J.B. Hare established the Internet Sacred Text Archive to make public domain religious and mythological texts available to the interested reader. It brings together material collected by the archive itself with a variety of links from other primary resource sites on the Internet to form one of the largest and far reaching electronic text resources available anywhere. With a somewhat eclectic selection in content, the site includes everything from English translations of the sacred texts of African, Australian, and North American indigenous cultures to Eastern, Neo-Pagan and Occult traditions. Judeo-Christian and Islamic resources are also well represented. The archive is still growing, with new texts added on a regular basis. The need to avoid material which is still in copyright means that many of the translations date from over a hundred years ago, but the variety of resources in translation makes the site invaluable to those lacking extensive foreign language skills who wish to rapidly familiarise themselves with a specific tradition. This site is an excellent starting point for anyone who wants to locate an electronic English-language version of a significant religious text from almost any religious tradition.

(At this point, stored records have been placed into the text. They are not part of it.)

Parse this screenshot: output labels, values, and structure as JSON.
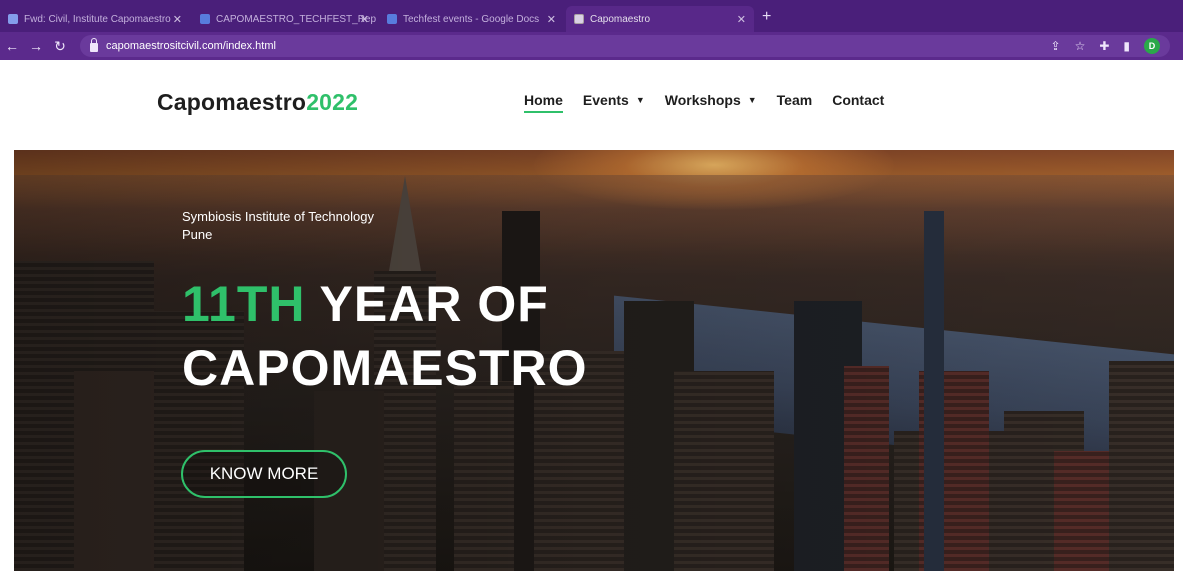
{
  "browser": {
    "tabs": [
      {
        "label": "Fwd: Civil, Institute Capomaestro"
      },
      {
        "label": "CAPOMAESTRO_TECHFEST_Rep"
      },
      {
        "label": "Techfest events - Google Docs"
      },
      {
        "label": "Capomaestro"
      }
    ],
    "address": "capomaestrositcivil.com/index.html",
    "profile_initial": "D"
  },
  "site": {
    "logo_text": "Capomaestro",
    "logo_year": "2022",
    "nav": [
      {
        "label": "Home"
      },
      {
        "label": "Events"
      },
      {
        "label": "Workshops"
      },
      {
        "label": "Team"
      },
      {
        "label": "Contact"
      }
    ]
  },
  "hero": {
    "institute_line1": "Symbiosis Institute of Technology",
    "institute_line2": "Pune",
    "headline_highlight": "11TH",
    "headline_rest_line1": "YEAR OF",
    "headline_line2": "CAPOMAESTRO",
    "cta_label": "KNOW MORE"
  },
  "colors": {
    "accent": "#2fc06a",
    "browser_frame": "#5b2a8c",
    "header_bg": "#ffffff",
    "text_dark": "#1e1e1e"
  }
}
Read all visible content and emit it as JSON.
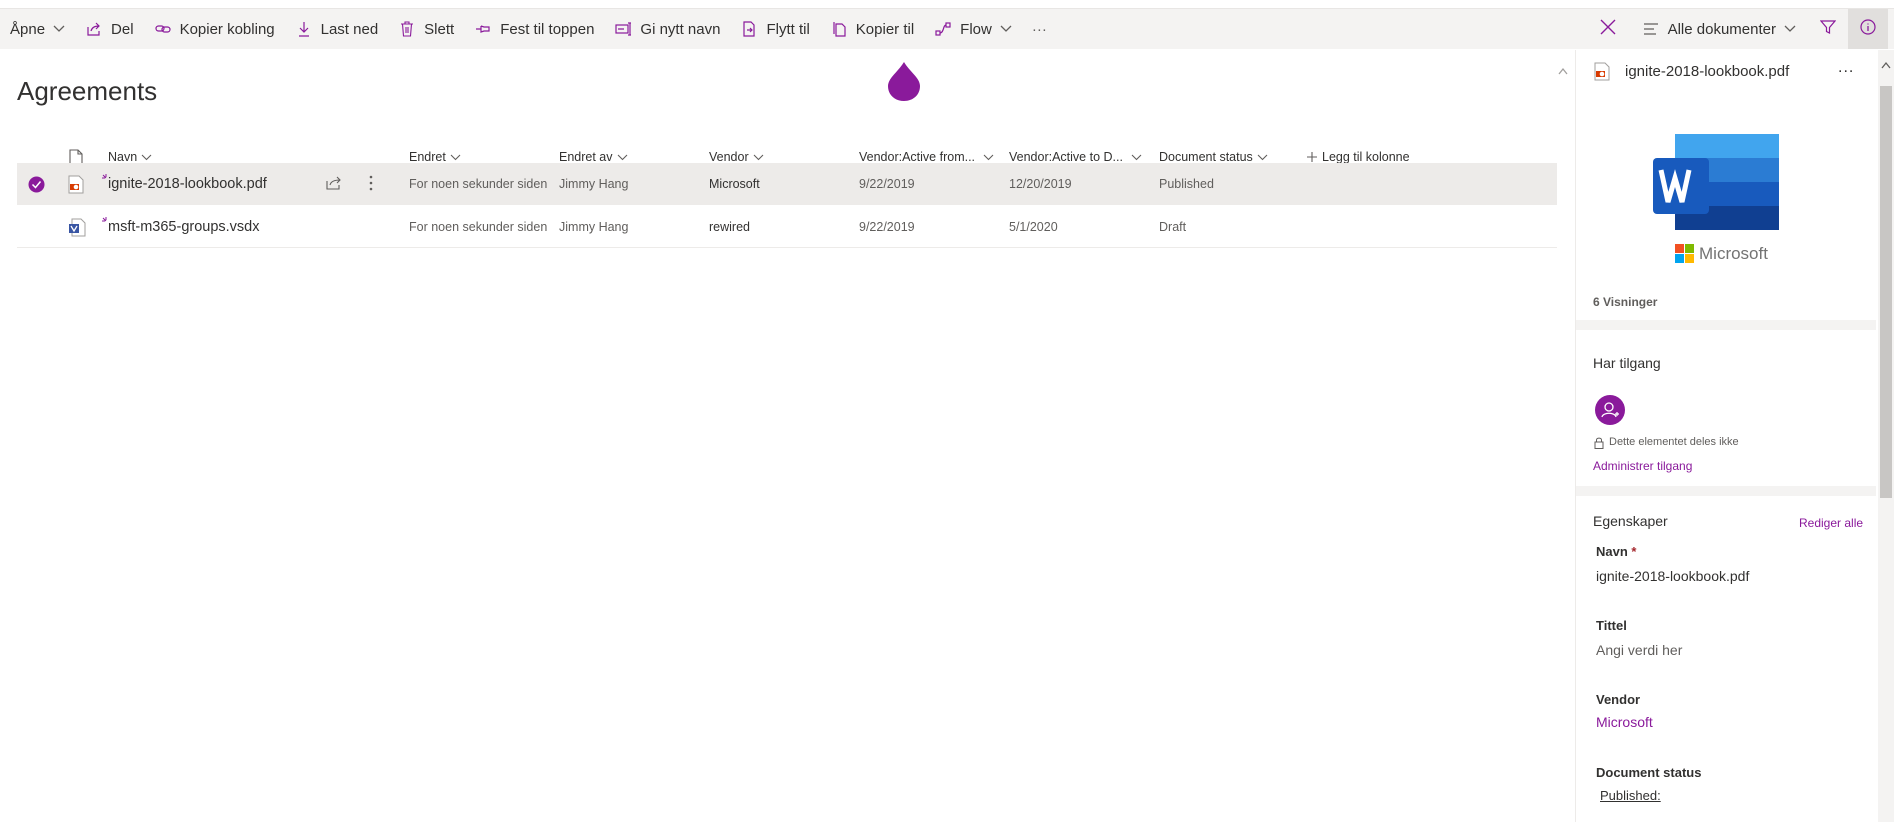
{
  "commandbar": {
    "open_label": "Åpne",
    "share_label": "Del",
    "copy_link_label": "Kopier kobling",
    "download_label": "Last ned",
    "delete_label": "Slett",
    "pin_label": "Fest til toppen",
    "rename_label": "Gi nytt navn",
    "move_label": "Flytt til",
    "copy_to_label": "Kopier til",
    "flow_label": "Flow",
    "more_label": "···",
    "view_label": "Alle dokumenter"
  },
  "library": {
    "title": "Agreements",
    "columns": {
      "name": "Navn",
      "modified": "Endret",
      "modified_by": "Endret av",
      "vendor": "Vendor",
      "active_from": "Vendor:Active from...",
      "active_to": "Vendor:Active to D...",
      "status": "Document status",
      "add_column": "Legg til kolonne"
    },
    "rows": [
      {
        "name": "ignite-2018-lookbook.pdf",
        "file_type": "pdf",
        "modified": "For noen sekunder siden",
        "modified_by": "Jimmy Hang",
        "vendor": "Microsoft",
        "active_from": "9/22/2019",
        "active_to": "12/20/2019",
        "status": "Published",
        "selected": true
      },
      {
        "name": "msft-m365-groups.vsdx",
        "file_type": "vsdx",
        "modified": "For noen sekunder siden",
        "modified_by": "Jimmy Hang",
        "vendor": "rewired",
        "active_from": "9/22/2019",
        "active_to": "5/1/2020",
        "status": "Draft",
        "selected": false
      }
    ]
  },
  "details_panel": {
    "file_name": "ignite-2018-lookbook.pdf",
    "more_label": "...",
    "logo_text": "Microsoft",
    "views": "6 Visninger",
    "access_heading": "Har tilgang",
    "not_shared": "Dette elementet deles ikke",
    "manage_access": "Administrer tilgang",
    "properties_heading": "Egenskaper",
    "edit_all": "Rediger alle",
    "props": {
      "name_label": "Navn",
      "required_mark": "*",
      "name_value": "ignite-2018-lookbook.pdf",
      "title_label": "Tittel",
      "title_placeholder": "Angi verdi her",
      "vendor_label": "Vendor",
      "vendor_value": "Microsoft",
      "status_label": "Document status",
      "status_value": "Published:"
    }
  },
  "colors": {
    "accent": "#8a1a9b",
    "commandbar_bg": "#f4f3f2",
    "selected_row": "#edebe9"
  }
}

The Japanese Journal of Religious Studies is an academic journal devoted to the study of Japanese religions. The journal's website offers open access to the essays and books reviews published since its inception in 1974; these are available for download in PDF format. The back issues are fully searchable and well indexed. Also available are its submission policy and subscription details for the print version of the work. The journal currently appears twice yearly, published by the Nanzan Institute for Religion and Culture. Links are provided to the Institute's and Nanzan University's home pages.
Ricci Institute for Chinese-Western Cultural History is a major research institute located at the University of San Francisco. The Ricci Institute website has full details of current activities and five major research projects, and also has details of conferences, scholarships, and other scholarly news. The website contains nine issues of Pacific Rim Reports online, offering 15 full-text PDF papers on aspects of Chinese history and culture. There is a searchable online catalogue for the Ricci Institute Library. The website provides a Web link to the Ricci 21st Century Roundtable on the History of Christianity in China website. There are also nine online exhibitions, such as: Through the Moon Gate: Portraits of China, 1950s-1990s; Icons of the Celestial Kingdom; and Mechanics of Heaven: Jesuit Astronomers at the Qing Court, among others.
The Taoism Information Page is a gateway to mainly scholarly English-language resources relating to the study of Taoism, one of the three religions usually associated with China. The other two, namely Buddhism and Confucianism, are also briefly touched on. The gateway is divided into sections which include: Tao Te Ching; Chuang-tzu; I Ching; The Sun-tzu Art of War; Taoism and Martial Arts; and Taoism and Modernity. Each link is accompanied by a brief annotation. The site is an associate site of the Asian Studies WWW Virtual Library and is edited by Gene R. Thursby, Associate Professor, Department of Religion at the University of Florida.